-- RECORD EXTRACTS follows --
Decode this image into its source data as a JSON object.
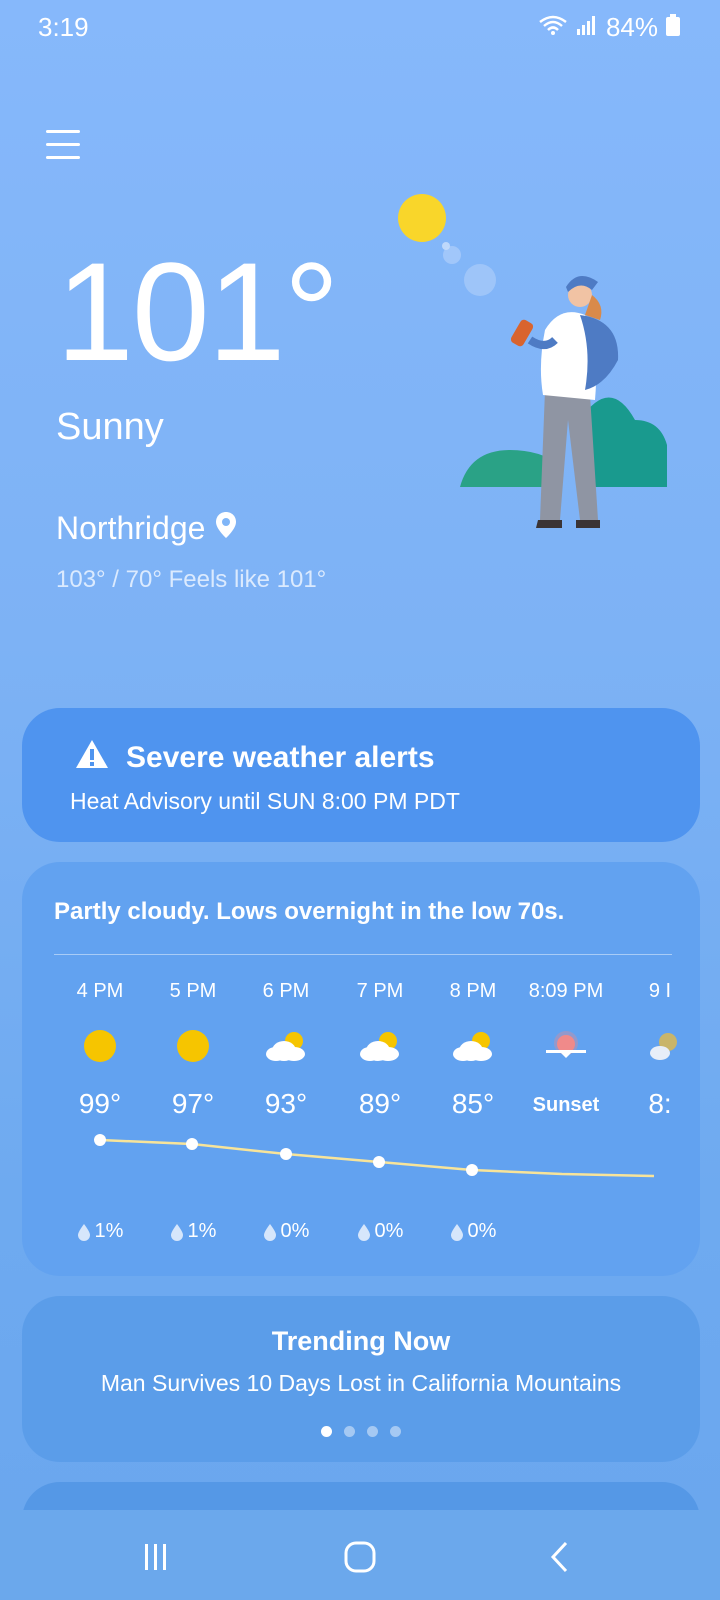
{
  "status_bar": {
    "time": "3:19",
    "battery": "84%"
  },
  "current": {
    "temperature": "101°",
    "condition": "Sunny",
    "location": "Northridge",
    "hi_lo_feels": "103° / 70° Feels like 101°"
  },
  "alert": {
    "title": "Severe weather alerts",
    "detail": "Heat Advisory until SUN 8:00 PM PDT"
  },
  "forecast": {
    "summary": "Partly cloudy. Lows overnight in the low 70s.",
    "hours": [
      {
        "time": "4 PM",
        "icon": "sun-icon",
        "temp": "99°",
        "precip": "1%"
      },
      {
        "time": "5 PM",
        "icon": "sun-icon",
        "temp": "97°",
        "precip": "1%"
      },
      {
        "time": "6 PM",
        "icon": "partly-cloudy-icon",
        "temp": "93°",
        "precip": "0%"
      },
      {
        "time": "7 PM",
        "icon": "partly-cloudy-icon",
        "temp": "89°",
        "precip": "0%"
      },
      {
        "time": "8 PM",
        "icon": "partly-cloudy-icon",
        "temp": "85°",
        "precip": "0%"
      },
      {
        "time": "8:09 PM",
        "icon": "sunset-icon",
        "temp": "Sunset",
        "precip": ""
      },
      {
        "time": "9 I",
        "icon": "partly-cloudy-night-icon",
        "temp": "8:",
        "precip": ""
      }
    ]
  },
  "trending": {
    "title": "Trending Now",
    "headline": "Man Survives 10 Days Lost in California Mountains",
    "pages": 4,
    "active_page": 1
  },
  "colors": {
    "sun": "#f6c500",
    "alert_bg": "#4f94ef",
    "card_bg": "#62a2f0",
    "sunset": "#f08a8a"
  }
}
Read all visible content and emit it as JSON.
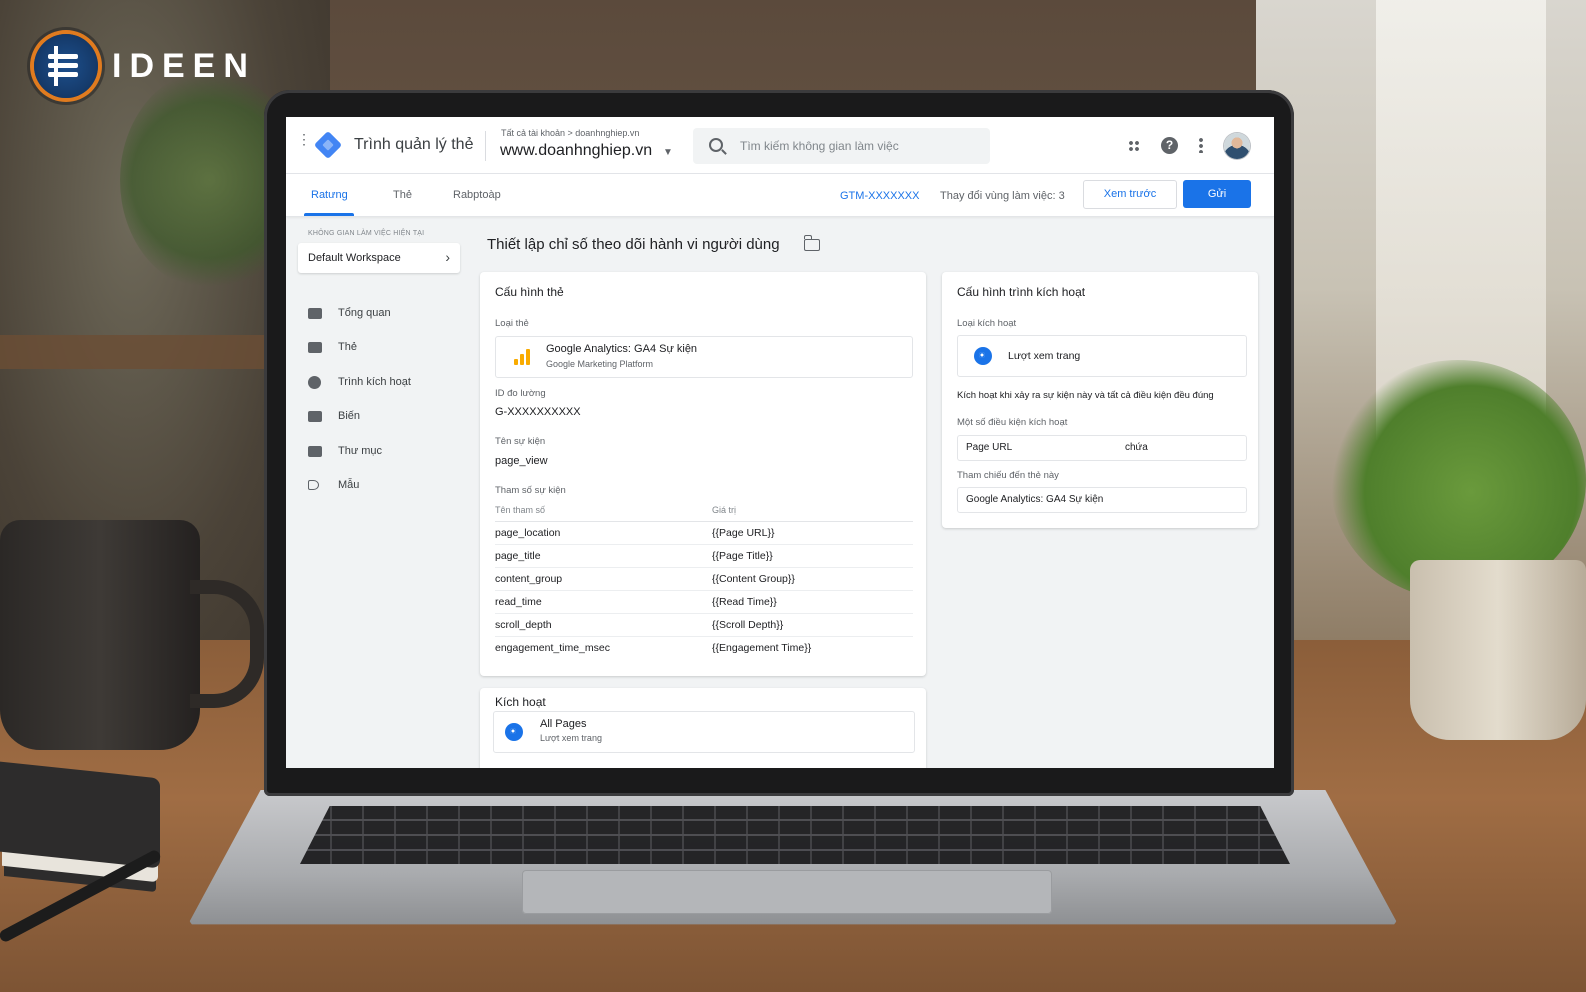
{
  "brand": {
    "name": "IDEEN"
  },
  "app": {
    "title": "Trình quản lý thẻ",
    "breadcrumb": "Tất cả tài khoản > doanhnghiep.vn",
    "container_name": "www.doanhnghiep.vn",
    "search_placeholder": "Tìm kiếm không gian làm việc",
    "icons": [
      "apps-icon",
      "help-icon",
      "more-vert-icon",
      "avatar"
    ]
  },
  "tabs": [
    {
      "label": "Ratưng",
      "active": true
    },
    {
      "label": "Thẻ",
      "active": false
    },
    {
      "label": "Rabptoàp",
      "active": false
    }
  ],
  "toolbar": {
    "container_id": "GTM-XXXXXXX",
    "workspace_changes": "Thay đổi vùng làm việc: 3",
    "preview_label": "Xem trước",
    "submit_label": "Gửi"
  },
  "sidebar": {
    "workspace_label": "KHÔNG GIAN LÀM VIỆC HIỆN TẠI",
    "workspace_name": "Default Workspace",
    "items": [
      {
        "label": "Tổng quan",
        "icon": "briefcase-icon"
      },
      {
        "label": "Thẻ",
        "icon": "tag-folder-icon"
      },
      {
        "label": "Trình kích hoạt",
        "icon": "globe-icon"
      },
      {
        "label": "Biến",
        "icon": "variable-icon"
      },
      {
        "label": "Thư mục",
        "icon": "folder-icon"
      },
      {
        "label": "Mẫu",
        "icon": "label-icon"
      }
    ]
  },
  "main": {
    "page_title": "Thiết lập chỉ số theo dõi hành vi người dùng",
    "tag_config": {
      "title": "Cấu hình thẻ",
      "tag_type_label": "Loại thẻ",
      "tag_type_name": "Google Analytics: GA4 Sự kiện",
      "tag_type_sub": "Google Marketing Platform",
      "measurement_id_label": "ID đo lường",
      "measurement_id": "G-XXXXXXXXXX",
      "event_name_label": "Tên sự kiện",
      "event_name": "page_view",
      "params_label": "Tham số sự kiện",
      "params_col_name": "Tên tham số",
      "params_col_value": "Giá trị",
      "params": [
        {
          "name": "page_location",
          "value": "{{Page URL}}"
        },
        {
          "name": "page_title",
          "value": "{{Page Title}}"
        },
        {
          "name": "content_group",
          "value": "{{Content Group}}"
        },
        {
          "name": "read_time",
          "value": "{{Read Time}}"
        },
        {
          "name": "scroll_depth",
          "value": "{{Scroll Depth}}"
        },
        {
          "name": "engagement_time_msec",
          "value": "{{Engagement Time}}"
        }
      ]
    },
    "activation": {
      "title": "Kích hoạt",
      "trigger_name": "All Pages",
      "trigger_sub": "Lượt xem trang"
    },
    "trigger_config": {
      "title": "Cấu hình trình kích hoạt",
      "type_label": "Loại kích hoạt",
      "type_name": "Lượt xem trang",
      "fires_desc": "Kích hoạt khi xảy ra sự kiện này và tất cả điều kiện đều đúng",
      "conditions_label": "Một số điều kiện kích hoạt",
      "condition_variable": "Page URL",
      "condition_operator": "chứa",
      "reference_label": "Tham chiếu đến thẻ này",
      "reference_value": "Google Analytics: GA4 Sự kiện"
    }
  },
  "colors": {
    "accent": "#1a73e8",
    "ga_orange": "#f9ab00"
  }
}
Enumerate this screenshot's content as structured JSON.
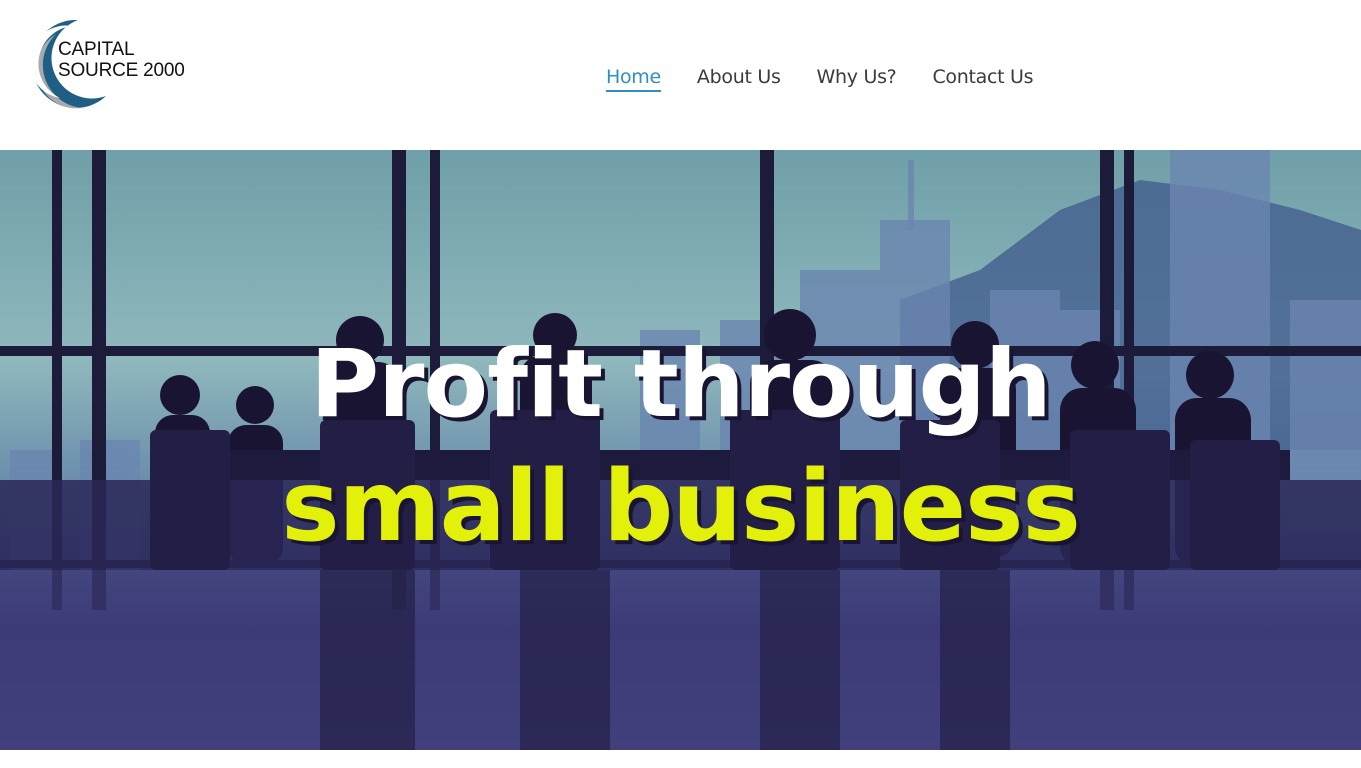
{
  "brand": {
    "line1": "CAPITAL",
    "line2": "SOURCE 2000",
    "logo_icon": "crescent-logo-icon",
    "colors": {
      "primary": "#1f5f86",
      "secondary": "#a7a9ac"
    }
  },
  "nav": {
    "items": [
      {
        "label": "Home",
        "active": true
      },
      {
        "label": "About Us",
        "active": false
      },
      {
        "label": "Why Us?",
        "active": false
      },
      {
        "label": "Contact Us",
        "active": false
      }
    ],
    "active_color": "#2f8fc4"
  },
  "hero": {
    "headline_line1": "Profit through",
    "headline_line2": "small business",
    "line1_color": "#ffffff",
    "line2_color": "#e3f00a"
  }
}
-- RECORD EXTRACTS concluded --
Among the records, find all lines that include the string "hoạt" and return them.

** RESULT OF THE EXERCISE **
        "label": "Trình kích hoạt",
      "title": "Kích hoạt",
      "title": "Cấu hình trình kích hoạt",
      "type_label": "Loại kích hoạt",
      "fires_desc": "Kích hoạt khi xảy ra sự kiện này và tất cả điều kiện đều đúng",
      "conditions_label": "Một số điều kiện kích hoạt",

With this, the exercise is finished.